Families and Carers: Living with Dementia: A Practical Guide for families and personal carers, edited by Esther Chang and Amanda Johnson

living with dfementiaLiving with Dementia: A practical guide for families and personal carers provides a sensitive, direct and highly accessible account of the complexities and challenges that a diagnosis of dementia presents. Written by aged care experts, including academics, nurses, medical practitioners and family advocates, Living with Dementia offers evidence-based research, supported by clear chapter outcomes, key terms and real-world vignettes. Practical strategies are integrated throughout to support caregivers, paid and unpaid, in the home environment and in residential care settings.

The book offers advice on how to manage everyday activities such as feeding, toileting, personal hygiene and grooming, and coping with challenging behaviour. In recognising the needs of the whole person, mental stimulation and spirituality are also addressed. An introduction to commonly used medications, complementary therapies and effective communication strategies are provided, as well as information about caring for the dying, and most importantly, looking after you – the carer.

Whether you are an Assistant in Nursing, an Enrolled Nurse, a family member or a friend caring for a loved one, Living with Dementia will assist you to move beyond the negative perceptions, and enable a meaningful life for the person with dementia, within the limitations of the disease.

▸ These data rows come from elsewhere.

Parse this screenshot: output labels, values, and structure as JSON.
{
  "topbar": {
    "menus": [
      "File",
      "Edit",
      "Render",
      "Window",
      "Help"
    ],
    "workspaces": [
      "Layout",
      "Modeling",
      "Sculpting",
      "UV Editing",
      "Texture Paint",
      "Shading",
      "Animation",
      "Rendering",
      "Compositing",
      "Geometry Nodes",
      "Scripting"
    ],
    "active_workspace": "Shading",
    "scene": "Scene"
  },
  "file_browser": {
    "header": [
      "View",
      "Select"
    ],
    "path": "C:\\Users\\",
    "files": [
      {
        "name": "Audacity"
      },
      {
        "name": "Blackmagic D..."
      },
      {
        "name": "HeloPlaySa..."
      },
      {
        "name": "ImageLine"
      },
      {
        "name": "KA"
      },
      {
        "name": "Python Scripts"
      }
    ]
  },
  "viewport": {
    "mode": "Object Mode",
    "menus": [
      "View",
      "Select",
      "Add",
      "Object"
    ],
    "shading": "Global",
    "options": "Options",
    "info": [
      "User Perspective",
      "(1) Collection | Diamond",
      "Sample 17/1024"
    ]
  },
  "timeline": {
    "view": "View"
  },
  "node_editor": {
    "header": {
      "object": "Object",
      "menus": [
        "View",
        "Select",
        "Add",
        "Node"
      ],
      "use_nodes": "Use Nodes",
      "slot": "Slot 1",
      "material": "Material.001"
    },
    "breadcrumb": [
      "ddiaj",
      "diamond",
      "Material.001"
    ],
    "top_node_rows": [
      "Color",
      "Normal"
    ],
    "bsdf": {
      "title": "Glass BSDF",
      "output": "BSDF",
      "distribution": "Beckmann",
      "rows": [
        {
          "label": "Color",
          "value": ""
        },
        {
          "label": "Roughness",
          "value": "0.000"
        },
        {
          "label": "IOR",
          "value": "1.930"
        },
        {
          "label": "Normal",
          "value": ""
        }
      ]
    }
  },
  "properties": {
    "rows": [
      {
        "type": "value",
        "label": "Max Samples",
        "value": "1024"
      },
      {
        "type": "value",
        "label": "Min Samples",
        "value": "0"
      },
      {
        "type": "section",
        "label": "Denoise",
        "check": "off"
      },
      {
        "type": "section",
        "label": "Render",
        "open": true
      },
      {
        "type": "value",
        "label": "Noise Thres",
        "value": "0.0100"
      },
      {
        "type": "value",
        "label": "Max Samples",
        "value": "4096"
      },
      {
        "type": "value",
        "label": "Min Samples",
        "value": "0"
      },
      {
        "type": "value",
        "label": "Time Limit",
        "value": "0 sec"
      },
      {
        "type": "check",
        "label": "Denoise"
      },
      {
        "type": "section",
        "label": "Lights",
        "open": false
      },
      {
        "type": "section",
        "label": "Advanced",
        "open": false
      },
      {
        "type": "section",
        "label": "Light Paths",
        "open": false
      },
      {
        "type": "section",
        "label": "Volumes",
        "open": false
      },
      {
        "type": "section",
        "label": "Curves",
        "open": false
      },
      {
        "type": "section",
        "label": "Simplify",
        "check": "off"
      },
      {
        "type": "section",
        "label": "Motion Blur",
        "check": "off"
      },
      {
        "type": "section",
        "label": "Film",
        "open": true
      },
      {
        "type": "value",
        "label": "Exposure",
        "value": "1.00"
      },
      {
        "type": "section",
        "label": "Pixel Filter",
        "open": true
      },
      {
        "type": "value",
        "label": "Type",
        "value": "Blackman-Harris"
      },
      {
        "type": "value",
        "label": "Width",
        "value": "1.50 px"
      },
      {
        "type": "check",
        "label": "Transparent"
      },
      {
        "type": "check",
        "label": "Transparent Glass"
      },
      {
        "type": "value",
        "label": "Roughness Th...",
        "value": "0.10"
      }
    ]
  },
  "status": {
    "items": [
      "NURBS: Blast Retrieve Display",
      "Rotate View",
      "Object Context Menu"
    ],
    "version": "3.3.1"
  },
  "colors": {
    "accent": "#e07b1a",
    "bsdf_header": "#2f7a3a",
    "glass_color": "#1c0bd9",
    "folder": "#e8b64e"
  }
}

Fiction: Angela and the Cherry Tree, Raphaele Frier and Teresa Lima

angela_and_the_cherry_tree_webThis lovely picture book can be enjoyed by all ages.  Don’t be deceived into thinking it’s only for kids, the lyrical story has aspects that can be explored and understood in different ways depending on your age and personal experience.  This is a story that I would happily read with my four year old and he would think it was a lovely tale about a grandmother and her (imaginary) grandchild.  I would interpret it as an attempt to imagine and explain what it might be like to experience dementia. Whatever your take on the story is, its gorgeous, heart-warming with beautiful illustrations.

“Angela wakes up full of hope. She is expecting a visitor. She prepares her hair, puts on perfume and bakes her speciality, shortbread cookies. She waits, impatiently at times, and finally the little girl arrives.

Angela and the Cherry Tree provides a touching insight into the mind of a person suffering from dementia. It is a rare and poignant picture book, handling a sensitive subject with respect and dignity. Its insights and beauty are derived from perceptive, lyrical detail and stunning illustrations.”

DVD: You’re looking at me like I live here but I don’t, Scott Kirschenbaum

you are looking at me_webPersonally, I greatly enjoyed this unique, warts-and-all but incredibly respectful and dignified film about Lee Gorewitz, a person with dementia. Lee is an engaging, entertaining and likeable protagonist who effortlessly brings you into her world and you leave the richer for the time you have spent there with her.

This film may be confronting for some, with it’s clear-sightedness on the realities of day-to-day living with dementia, however as an example of person-centred thinking, Scott Kirschenbaum manages to capture and convey Lee’s essential personality above and beyond her diagnosis of dementia.

“In Danville, California, Lee Gorewitz wanders on a personal odyssey through her Alzheimer’s & Dementia care unit. From the moment she wakes up, Lee is on a quest – for reminders of her past, and her identity. A total immersion into the fragmented day-to-day experience of mental illness, YOU’RE LOOKING AT ME LIKE I LIVE HERE AND I DON’T is filled with charismatic vitality and penetrating ruminations that challenge our preconceptions of illness and aging. Here is one extraordinary woman who will not let us forget her, even as she struggles to remember herself.”